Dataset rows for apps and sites
--- START ---

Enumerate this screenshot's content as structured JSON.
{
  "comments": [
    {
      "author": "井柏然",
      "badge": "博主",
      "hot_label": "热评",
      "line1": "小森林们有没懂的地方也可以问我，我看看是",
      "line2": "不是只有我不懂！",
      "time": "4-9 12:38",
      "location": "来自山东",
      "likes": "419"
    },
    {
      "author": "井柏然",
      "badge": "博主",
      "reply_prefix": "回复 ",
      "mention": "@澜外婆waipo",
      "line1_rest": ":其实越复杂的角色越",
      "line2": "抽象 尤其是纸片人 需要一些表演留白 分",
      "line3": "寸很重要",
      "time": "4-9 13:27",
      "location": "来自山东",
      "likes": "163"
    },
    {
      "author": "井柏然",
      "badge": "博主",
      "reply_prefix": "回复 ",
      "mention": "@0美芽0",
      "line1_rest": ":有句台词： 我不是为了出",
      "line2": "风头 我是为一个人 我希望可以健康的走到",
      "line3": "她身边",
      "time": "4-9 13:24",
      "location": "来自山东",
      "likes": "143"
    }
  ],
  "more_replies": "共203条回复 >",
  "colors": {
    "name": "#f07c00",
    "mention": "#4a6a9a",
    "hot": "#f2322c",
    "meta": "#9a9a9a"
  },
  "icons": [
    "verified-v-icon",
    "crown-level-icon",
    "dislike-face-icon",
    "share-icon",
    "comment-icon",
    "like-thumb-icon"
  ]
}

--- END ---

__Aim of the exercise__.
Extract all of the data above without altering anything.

__Your response__.
Enumerate this screenshot's content as structured JSON.
{
  "comments": [
    {
      "author": "井柏然",
      "badge": "博主",
      "hot_label": "热评",
      "line1": "小森林们有没懂的地方也可以问我，我看看是",
      "line2": "不是只有我不懂！",
      "time": "4-9 12:38",
      "location": "来自山东",
      "likes": "419"
    },
    {
      "author": "井柏然",
      "badge": "博主",
      "reply_prefix": "回复 ",
      "mention": "@澜外婆waipo",
      "line1_rest": ":其实越复杂的角色越",
      "line2": "抽象 尤其是纸片人 需要一些表演留白 分",
      "line3": "寸很重要",
      "time": "4-9 13:27",
      "location": "来自山东",
      "likes": "163"
    },
    {
      "author": "井柏然",
      "badge": "博主",
      "reply_prefix": "回复 ",
      "mention": "@0美芽0",
      "line1_rest": ":有句台词： 我不是为了出",
      "line2": "风头 我是为一个人 我希望可以健康的走到",
      "line3": "她身边",
      "time": "4-9 13:24",
      "location": "来自山东",
      "likes": "143"
    }
  ],
  "more_replies": "共203条回复 >",
  "colors": {
    "name": "#f07c00",
    "mention": "#4a6a9a",
    "hot": "#f2322c",
    "meta": "#9a9a9a"
  },
  "icons": [
    "verified-v-icon",
    "crown-level-icon",
    "dislike-face-icon",
    "share-icon",
    "comment-icon",
    "like-thumb-icon"
  ]
}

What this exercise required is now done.